They say that marriage gets more difficult once you have children. It can be tougher to find the time and energy for connection and romance. It can also be a challenge when you and your spouse have a disagreement and you don't make time to be alone and resolve it .
You might have uncomfortable or even traumatic memories of your own childhood listening to the adults in your house argue and fight. The yelling and anger may have sent you racing to your room where you hid underneath a blanket or turned up the volume on your stereo to drown out the raised voices.
The last thing that you want to do to your own children is to subject them to a similar experience.
Even if you didn't grow up around adults who argued and fought, you are probably mindful of the kind of conversations you and your partner have in front of your children.
It is kind and sensitive to want to shield your children, but this can become a method for avoiding conflict in your relationship.
“Not in front of the children,” unfortunately, can be a way that you and your partner sweep aside tension, misunderstandings and hurt feelings. The conflict is left to fester and grow until one or both of you can no longer pretend that it's not there.

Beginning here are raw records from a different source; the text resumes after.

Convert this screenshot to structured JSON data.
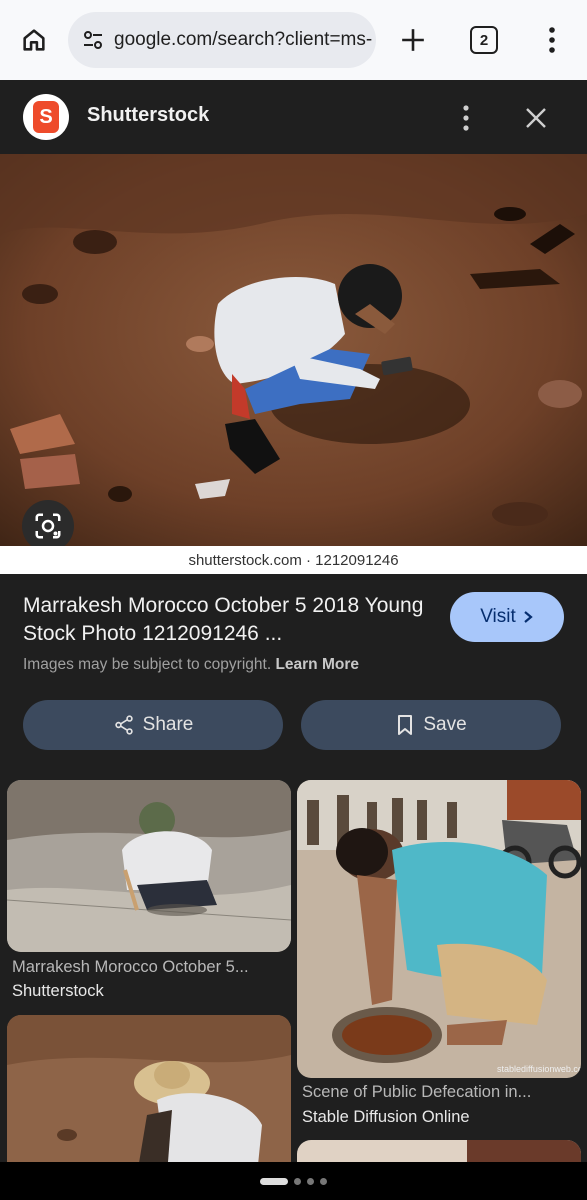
{
  "browser": {
    "url": "google.com/search?client=ms-",
    "tab_count": "2"
  },
  "panel": {
    "source_name": "Shutterstock",
    "watermark": "shutterstock.com · 1212091246",
    "title": "Marrakesh Morocco October 5 2018 Young Stock Photo 1212091246 ...",
    "visit_label": "Visit",
    "copyright_text": "Images may be subject to copyright.",
    "learn_more": "Learn More",
    "share_label": "Share",
    "save_label": "Save"
  },
  "results": [
    {
      "title": "Marrakesh Morocco October 5...",
      "source": "Shutterstock"
    },
    {
      "title": "Scene of Public Defecation in...",
      "source": "Stable Diffusion Online",
      "image_watermark": "stablediffusionweb.co"
    }
  ],
  "pager": {
    "count": 4,
    "active": 0
  }
}
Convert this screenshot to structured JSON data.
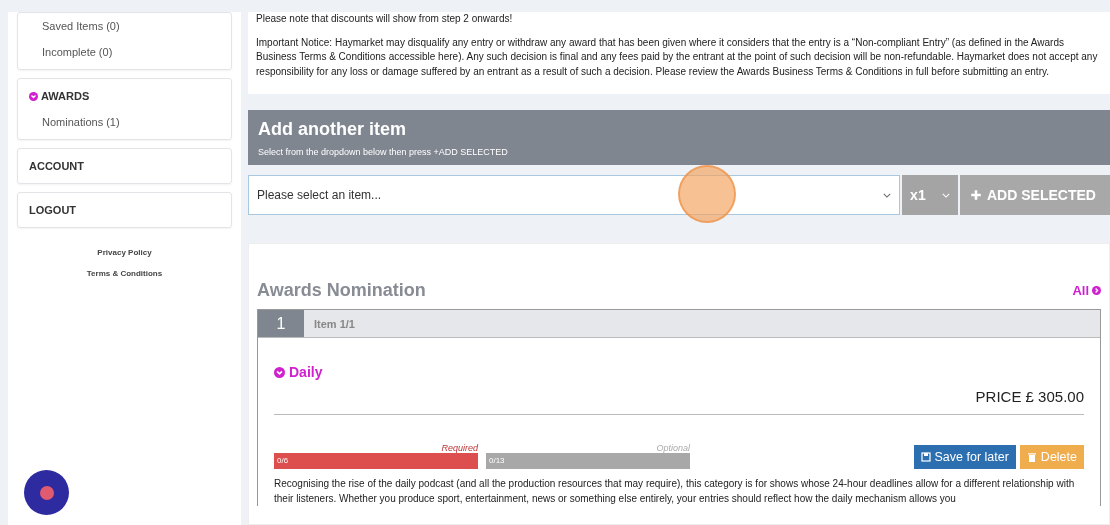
{
  "sidebar": {
    "entries_items": [
      "Saved Items (0)",
      "Incomplete (0)"
    ],
    "groups": [
      {
        "title": "AWARDS",
        "expanded": true,
        "items": [
          "Nominations (1)"
        ]
      },
      {
        "title": "ACCOUNT",
        "expanded": false
      },
      {
        "title": "LOGOUT",
        "expanded": false
      }
    ],
    "links": [
      "Privacy Policy",
      "Terms & Conditions"
    ]
  },
  "notice": {
    "lines": [
      "Please note that discounts will show from step 2 onwards!",
      "Important Notice: Haymarket may disqualify any entry or withdraw any award that has been given where it considers that the entry is a “Non-compliant Entry” (as defined in the Awards Business Terms & Conditions accessible here). Any such decision is final and any fees paid by the entrant at the point of such decision will be non-refundable. Haymarket does not accept any responsibility for any loss or damage suffered by an entrant as a result of such a decision. Please review the Awards Business Terms & Conditions in full before submitting an entry."
    ]
  },
  "add_item": {
    "title": "Add another item",
    "subtitle": "Select from the dropdown below then press +ADD SELECTED",
    "select": {
      "placeholder": "Please select an item..."
    },
    "quantity": "x1",
    "button": {
      "label": "ADD SELECTED",
      "disabled": true
    }
  },
  "nomination": {
    "title": "Awards Nomination",
    "all_link": "All",
    "item_number": "1",
    "item_label": "Item 1/1",
    "category": "Daily",
    "price": "PRICE £ 305.00",
    "progress": [
      {
        "kind": "required",
        "label": "Required",
        "count": "0/6",
        "level": 0
      },
      {
        "kind": "optional",
        "label": "Optional",
        "count": "0/13",
        "level": 0
      }
    ],
    "buttons": [
      {
        "kind": "save",
        "label": "Save for later"
      },
      {
        "kind": "delete",
        "label": "Delete"
      }
    ],
    "description": "Recognising the rise of the daily podcast (and all the production resources that may require), this category is for shows whose 24-hour deadlines allow for a different relationship with their listeners. Whether you produce sport, entertainment, news or something else entirely, your entries should reflect how the daily mechanism allows you"
  }
}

This is when it's impossible to shield your children from conflict in your relationship-- this is also sometimes when marriages fall apart and end in divorce.
It's inevitable that, at one point or another, you and your partner will have to sort out and resolve a difficult issue. When that issue arises, don't try to minimize or avoid it because you're protecting your children from tension.
Instead, remember these communication guidelines...
Set aside regular time alone with your spouse.
Regardless of how many hours you and your partner work in a day and despite how busy your kids keep you, this HAS to happen. You and your spouse have got to set aside regular time where you can be alone and uninterrupted.
Even if it's a focused 5 or 10 minutes each day, this is a helpful start. Schedule it and get creative. Hire a babysitter for even 1 hour a week, trade child care with friends or family or put the kids to bed early one evening a week. Do whatever it takes to have a consistent chunk of time in which you and your partner can be alone with one another.
The time you spend with your spouse does not have to always be “serious” or involve hashing out disagreements. In fact, the more you can mix it up and include some fun, some romance and passion as well as some time for talking out tense topics, the better.
If you only have a short window of time and you are trying to discuss a difficult issue, you might agree to certain time intervals so that you each are ensured a chance to talk. Use a kitchen timer if you need to. If you're assured that you'll have your turn, you are more likely to focus in on what your partner is saying.
Learn how to calm down and stay calm.
Bring a sense of calm and clarity to your conversations with your partner. Especially if this is a disagreement, you're going to be able to see solutions and come to some kind of peace about the subject sooner if you can stay calm.
Remember to breathe and keep returning to what's most important to you. If it's helpful, write out what the “facts” are about this issue. Too often in the heated discussion, people get side-tracked by not only their assumptions about what the other person thinks, but also by a desire to be “right” or to “win.”
Both of these tendencies only intensify the hostility and make a resolution more impossible.
If you find that you are losing your cool, becoming defensive or you feel yourself shutting down, pause and breathe. Even though time alone with your partner is precious, be willing to take a short break from the conversation. Be sure to agree to a specific time when you two will revisit this conversation.
Don't lie to your children and don't put them in the middle.
We know, arguments rarely happen at convenient moments. In fact, it often seems like conflicts crop up at the most inopportune moments.
Depending on age, maturity level and the personality of the child, gauge what you will tell him or her. We do not, however, recommend that you lie. No matter how young or sensitive your child is, it's not beneficial to pretend that mommy and daddy are “just fine” when they really aren't.
Children are very perceptive. They can pick up on the tension or the dissonance in the air and if you insist that everything is “fine” when it's not, this can be more confusing and upsetting than if you are honest in a wise way.
Conflict is part of life. Chances are, your child has already encountered some form of disagreement with other children or with adults, so he or she knows this is part of life. Here is your chance to send the healthy message that when conflicts arise, you acknowledge them and deal with them.
At the same time, we absolutely do NOT recommend that you put your children in the middle of your argument with your spouse. This is unfair and unproductive. You and your partner need to be able to focus in on the disagreement and on really listening to one another (and to your own selves too).
Let your child know that he or she is loved and that you and your partner will work through whatever the disagreement is about.
If the issue directly involves the child, you could set up a later discussion that he or she is part of. First, find a way to connect in with your partner and come to some peace about the issue. Then, bring in the child and work together as a team to find the best solution.
Click here to receive Susie and Otto Collins' free mini-course: "10 Communication Secrets for Creating a Lifetime of Love."